KristinaMr
Do you mean L'Hopital? I don't know how that applies to this derivative either. Regarding the derivative, are you familiar with the Exponent rule for derivatives? (see Exponent Rule for Derivatives )
thank you for the exponent rule ..I somehow missed it

yea it was a limit of x-> 1 so that the exponent would be 1/0 ..the exercise said to apply L Hopital rule to solve ( by the way the result should be e)

Mentor
Problem Statement: how can I find the derivative of (2x-1)^1/(x-1)...the second part is all in the exponent
Relevant Equations: I really don't know which rule applies in this case..maybe there's a way to rearrange the expression?..any help is appreciated

I encountered this problem is Hopital section...how do I even apply it?
This problem has nothing to do with finding the derivative of that function.
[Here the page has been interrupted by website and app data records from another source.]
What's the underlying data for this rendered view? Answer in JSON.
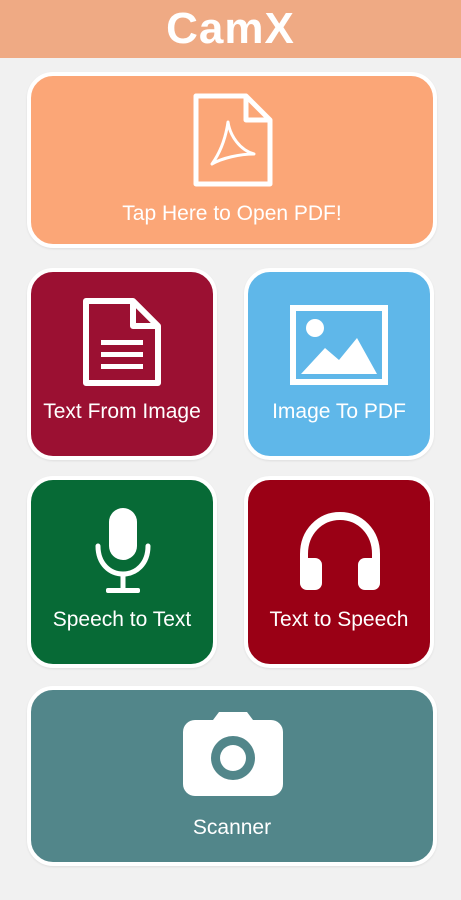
{
  "app": {
    "title": "CamX",
    "colors": {
      "header": "#efaa84",
      "background": "#f1f1f1"
    }
  },
  "tiles": {
    "open_pdf": {
      "label": "Tap Here to Open PDF!",
      "icon": "pdf-file-icon",
      "color": "#fba677"
    },
    "text_from_image": {
      "label": "Text From Image",
      "icon": "document-text-icon",
      "color": "#9b1032"
    },
    "image_to_pdf": {
      "label": "Image To PDF",
      "icon": "image-icon",
      "color": "#5fb7e9"
    },
    "speech_to_text": {
      "label": "Speech to Text",
      "icon": "microphone-icon",
      "color": "#076a36"
    },
    "text_to_speech": {
      "label": "Text to Speech",
      "icon": "headphones-icon",
      "color": "#9a0015"
    },
    "scanner": {
      "label": "Scanner",
      "icon": "camera-icon",
      "color": "#52868a"
    }
  }
}
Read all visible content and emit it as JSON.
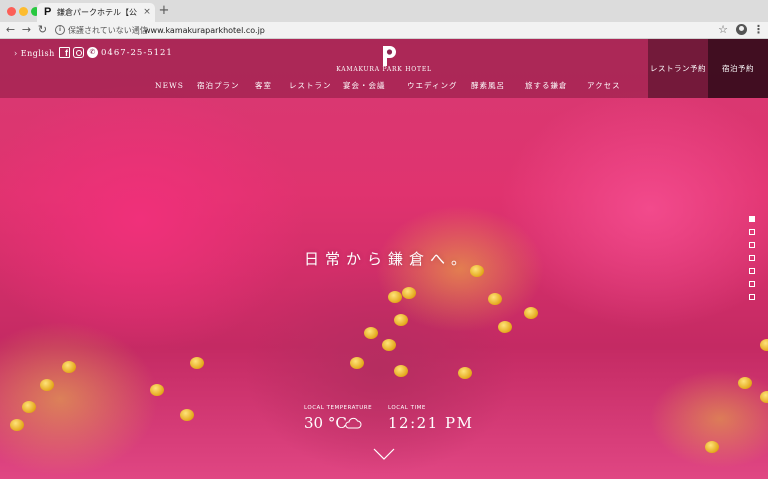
{
  "browser": {
    "tab_title": "鎌倉パークホテル【公式】| KAMAKURA PARK HOTEL",
    "tab_favicon": "P",
    "tab_close": "×",
    "new_tab": "+",
    "security_text": "保護されていない通信",
    "url": "www.kamakuraparkhotel.co.jp",
    "icons": [
      "back-arrow-icon",
      "forward-arrow-icon",
      "reload-icon",
      "info-icon",
      "star-icon",
      "profile-icon",
      "menu-icon"
    ]
  },
  "header": {
    "english_link": "› English",
    "phone": "0467-25-5121",
    "logo_text": "KAMAKURA PARK HOTEL",
    "nav": [
      "NEWS",
      "宿泊プラン",
      "客室",
      "レストラン",
      "宴会・会議",
      "ウエディング",
      "酵素風呂",
      "旅する鎌倉",
      "アクセス"
    ],
    "restaurant_button": "レストラン予約",
    "stay_button": "宿泊予約"
  },
  "hero": {
    "tagline": "日常から鎌倉へ。",
    "temperature_label": "LOCAL TEMPERATURE",
    "temperature_value": "30 °C",
    "time_label": "LOCAL TIME",
    "time_value": "12:21 PM",
    "slide_count": 7,
    "active_slide": 1
  },
  "colors": {
    "header_overlay": "#78143780",
    "restaurant_button_bg": "#460f23",
    "stay_button_bg": "#1e050f",
    "flower_pink": "#e0336f",
    "stamen_yellow": "#e3a71a"
  }
}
Write the function above as an equation: ##y = (2x - 1)^{1/(x - 1)}##
Take the log (ln) of both sides to get ##\ln y = \frac 1 {x - 1} \ln(2x - 1) = \frac{\ln(2x - 1)}{x - 1}##
Now take the limit as x --> 1 of both sides. At this point the limit on the right side can be evaluated using L'Hopital's Rule.

Your textbook should have and example of this technique. Look at the example, and follow the steps in that example.

by the way the result should be e
I don't think so, not as you have shown the problem. I get a value of ##e^2## for the limit.

Homework Helper
I don't think so, not as you have shown the problem. I get a value of ##e^2## for the limit.
No, the limit is as given in the book, e1.

Mentor
No, the limit is as given in the book, e1.
My mistake -- I can't read my own writing...